Upgrade to Pro — share decks privately, control downloads, hide ads and more …

Introduction to HBase

Introduction to HBase

A talk I gave on HBase at my alma mater. The audience was undergraduate and graduate Computer Science students and I gave a high-level overview of HBase.

Decf9a676b62d08fd6659e25951fc385?s=128

Karthik Kumar

March 05, 2014
Tweet

Transcript

  1. Introduction to HBase Karthik Kumar

  2. Overview • Background • Data Model • APIs • Case

    Study • Architecture
  3. What is HBase? • A “sparse, distributed, consistent, multi-dimensional, sorted

    map” • Column-oriented • Based on Google’s BigTable (2006) • Apache project
  4. Map • At its core, HBase is just a mapping

    of keys to values key -> value
  5. Sorted • Each cell is sorted lexicographically by key ◦

    Allows for range queries ▪ (return all values with keys between k1...k5)
  6. Multi-dimensional • Key is actually made up of several parts
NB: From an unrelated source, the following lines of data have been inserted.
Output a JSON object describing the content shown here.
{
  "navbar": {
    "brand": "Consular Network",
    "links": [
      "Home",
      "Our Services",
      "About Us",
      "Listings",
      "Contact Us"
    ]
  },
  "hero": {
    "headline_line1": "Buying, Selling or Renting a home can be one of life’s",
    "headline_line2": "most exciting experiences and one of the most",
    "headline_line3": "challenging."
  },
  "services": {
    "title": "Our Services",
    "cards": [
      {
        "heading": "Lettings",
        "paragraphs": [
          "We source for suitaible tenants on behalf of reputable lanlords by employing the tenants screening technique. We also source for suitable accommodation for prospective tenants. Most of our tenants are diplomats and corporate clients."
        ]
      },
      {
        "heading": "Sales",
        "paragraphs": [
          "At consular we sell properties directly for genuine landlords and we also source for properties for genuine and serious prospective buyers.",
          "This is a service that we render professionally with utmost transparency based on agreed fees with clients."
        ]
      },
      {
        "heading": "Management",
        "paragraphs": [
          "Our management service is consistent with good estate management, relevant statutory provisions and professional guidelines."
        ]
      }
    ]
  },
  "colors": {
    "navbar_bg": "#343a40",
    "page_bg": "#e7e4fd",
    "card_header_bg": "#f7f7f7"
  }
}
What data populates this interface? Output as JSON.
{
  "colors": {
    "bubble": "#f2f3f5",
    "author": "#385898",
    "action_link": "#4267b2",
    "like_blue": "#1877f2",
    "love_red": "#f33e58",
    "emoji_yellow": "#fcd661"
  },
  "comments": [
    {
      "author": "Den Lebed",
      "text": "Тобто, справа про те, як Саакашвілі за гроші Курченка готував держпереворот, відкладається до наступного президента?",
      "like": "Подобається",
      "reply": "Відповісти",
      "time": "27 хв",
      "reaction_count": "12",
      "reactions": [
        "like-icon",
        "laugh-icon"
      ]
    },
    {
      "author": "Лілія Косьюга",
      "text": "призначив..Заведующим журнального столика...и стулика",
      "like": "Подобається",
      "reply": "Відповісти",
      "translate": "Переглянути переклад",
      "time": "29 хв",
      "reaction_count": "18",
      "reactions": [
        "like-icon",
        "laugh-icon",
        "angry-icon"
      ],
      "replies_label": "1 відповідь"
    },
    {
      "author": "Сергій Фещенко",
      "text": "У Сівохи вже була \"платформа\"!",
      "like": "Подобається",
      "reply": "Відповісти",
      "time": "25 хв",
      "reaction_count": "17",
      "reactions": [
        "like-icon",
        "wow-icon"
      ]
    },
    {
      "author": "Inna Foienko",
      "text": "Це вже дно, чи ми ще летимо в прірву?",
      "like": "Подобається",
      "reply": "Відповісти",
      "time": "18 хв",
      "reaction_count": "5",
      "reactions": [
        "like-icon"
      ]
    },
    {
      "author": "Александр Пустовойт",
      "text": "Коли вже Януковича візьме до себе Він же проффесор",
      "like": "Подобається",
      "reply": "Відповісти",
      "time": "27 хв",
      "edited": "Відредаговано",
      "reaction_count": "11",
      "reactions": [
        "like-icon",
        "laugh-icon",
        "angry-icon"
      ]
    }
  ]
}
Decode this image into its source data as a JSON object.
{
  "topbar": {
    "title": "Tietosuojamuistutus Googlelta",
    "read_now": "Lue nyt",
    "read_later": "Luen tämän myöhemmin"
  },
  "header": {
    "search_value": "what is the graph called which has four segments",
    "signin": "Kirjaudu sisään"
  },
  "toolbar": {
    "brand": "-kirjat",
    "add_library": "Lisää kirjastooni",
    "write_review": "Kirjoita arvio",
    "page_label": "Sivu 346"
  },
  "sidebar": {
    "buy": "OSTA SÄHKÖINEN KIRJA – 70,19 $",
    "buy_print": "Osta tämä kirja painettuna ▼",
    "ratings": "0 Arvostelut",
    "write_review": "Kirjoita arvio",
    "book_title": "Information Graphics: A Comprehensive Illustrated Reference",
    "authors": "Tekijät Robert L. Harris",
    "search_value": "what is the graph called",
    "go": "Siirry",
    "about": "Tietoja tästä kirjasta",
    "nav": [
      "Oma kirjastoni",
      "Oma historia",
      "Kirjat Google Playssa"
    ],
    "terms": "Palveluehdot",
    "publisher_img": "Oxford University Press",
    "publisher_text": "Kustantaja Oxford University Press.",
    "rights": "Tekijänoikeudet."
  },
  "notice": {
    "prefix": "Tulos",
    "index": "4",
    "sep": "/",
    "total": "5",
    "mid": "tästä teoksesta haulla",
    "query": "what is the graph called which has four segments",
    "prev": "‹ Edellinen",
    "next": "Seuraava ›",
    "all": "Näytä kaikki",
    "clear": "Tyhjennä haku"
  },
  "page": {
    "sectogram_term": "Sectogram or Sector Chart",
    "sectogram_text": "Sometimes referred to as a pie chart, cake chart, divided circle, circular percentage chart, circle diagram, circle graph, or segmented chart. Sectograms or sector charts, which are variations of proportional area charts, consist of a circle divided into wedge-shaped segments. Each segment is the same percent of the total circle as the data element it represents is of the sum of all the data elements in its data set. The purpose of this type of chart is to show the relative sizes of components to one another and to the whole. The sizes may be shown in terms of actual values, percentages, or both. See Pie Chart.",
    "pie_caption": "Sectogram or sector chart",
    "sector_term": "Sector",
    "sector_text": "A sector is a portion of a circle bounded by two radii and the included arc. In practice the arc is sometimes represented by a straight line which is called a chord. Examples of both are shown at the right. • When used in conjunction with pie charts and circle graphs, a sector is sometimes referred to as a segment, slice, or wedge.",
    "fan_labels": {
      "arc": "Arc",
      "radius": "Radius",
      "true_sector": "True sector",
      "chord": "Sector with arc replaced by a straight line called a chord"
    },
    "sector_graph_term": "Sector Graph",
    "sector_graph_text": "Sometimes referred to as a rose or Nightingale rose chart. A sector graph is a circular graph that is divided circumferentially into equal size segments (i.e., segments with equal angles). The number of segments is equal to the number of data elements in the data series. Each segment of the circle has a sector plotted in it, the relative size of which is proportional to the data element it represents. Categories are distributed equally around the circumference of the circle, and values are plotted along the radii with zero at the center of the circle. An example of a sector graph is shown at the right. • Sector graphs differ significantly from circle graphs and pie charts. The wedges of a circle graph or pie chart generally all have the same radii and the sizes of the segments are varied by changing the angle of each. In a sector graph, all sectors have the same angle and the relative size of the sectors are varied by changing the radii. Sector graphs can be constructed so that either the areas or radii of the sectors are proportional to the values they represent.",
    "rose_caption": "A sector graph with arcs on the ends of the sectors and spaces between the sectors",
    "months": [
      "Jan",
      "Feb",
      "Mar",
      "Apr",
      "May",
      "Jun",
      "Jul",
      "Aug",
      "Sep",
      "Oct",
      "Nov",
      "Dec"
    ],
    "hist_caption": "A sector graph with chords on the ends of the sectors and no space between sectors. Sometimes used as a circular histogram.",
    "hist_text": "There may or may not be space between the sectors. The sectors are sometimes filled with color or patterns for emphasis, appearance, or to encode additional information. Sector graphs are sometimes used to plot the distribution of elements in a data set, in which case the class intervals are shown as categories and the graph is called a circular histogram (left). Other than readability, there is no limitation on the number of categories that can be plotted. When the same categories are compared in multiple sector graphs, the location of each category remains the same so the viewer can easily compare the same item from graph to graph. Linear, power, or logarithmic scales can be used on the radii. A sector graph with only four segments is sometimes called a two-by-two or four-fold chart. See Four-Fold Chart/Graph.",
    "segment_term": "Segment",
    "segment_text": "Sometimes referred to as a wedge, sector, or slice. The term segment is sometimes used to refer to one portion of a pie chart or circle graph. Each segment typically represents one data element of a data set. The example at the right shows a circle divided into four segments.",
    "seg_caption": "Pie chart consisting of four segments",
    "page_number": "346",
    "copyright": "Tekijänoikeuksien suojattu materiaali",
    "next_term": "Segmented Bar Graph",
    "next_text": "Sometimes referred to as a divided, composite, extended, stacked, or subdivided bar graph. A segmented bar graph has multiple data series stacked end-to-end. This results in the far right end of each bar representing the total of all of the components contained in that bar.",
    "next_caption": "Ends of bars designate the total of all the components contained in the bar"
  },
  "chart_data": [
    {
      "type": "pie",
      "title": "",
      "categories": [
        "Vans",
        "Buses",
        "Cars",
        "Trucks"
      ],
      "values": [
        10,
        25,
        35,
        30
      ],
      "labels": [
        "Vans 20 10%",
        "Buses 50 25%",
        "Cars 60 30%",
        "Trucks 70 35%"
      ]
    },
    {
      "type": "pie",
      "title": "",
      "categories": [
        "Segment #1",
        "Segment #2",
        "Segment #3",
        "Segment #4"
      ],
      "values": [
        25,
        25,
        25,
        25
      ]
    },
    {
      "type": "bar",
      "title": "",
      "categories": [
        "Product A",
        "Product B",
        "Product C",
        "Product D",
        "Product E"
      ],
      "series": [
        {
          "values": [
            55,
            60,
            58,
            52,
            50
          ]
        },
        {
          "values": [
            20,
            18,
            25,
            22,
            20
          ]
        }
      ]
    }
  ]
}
    (rowkey, column family, column, version) -> value
  7. Sparse • For a given row, we don’t store anything

    for null/empty values • No data wasted for empty values
  8. Distributed • Data stored in HBase can be spread over

    many machines and can store billions of cells, reliably • Uses HDFS (Hadoop Distributed File System) ◦ Provides protection against node failures
  9. Consistent • HBase is strongly consistent ◦ All changes within

    the same row are atomic ◦ Reads always return the last written & committed value
  10. Data Model • Table ◦ Row ▪ Column Family •

    Column ◦ Cell (value, timestamp) • 1+ columns form a row • 1+ rows form a table • Each column can hold 1+ versions of a value
  11. Data Model - Table • Clients store data in HBase

    tables • Made up of several rows
  12. Data Model - Row • Rows provide a logical grouping

    of cells • Rows are sorted by key
  13. Data Model - Columns • Columns are arbitrary labels for

    attributes of a row • Does not need to be specified up front
  14. Data Model - Column Families • Columns are grouped into

    column families • Used to define storage attributes for columns (compression, # of versions etc).
  15. Data Model - Cells • Each cell contains a value

    and a version (usually a timestamp
  16. Putting it all together (Table, RowKey, Family, Column, Timestamp) ->

    Value
  17. Canonical Example: Google WebTable

  18. HBase API • HBase Shell: JRuby IRB-based shell ◦ JRuby

    = Ruby over JVM • REST queries (Stargate): Use curl requests • Thrift: communication protocol used for RPC • MapReduce: Create Mapper and Reducer that queries HBase • Java, JRuby, HBql, Jython, Groovy, Scala: provide libraries that can talk to HBase
  19. CRUD Operations • PUT hbase> put ‘table’, ‘rowkey’, ‘fam:col’, ‘value’,

    ‘ts’ • GET hbase> get ‘table’, ‘rowkey’, {COLUMN => ‘col’, TIMESTAMP => ‘ts’, VERSIONS => 4} • DELETE hbase> delete ‘table’, ‘rowkey’, ‘fam:col’ • SCAN hbase> scan ‘table’, {COLUMNS => ['c1', 'c2'], LIMIT => 10, STARTROW => 'xyz'}
  20. HBase Case Study: NFL Play-by-play data • We want to

    store every play for every game since 2002 • Play by play is time-series data • Use play number instead of timestamp • Identify each game by gameid • One column family with several columns for each attribute of play
  21. Sample data gameid,qtr,min,sec,off,def,down,togo,ydline,description,offscore,defscore,season

  22. Schema Design

  23. None
  24. HBase Architecture Overview

  25. ?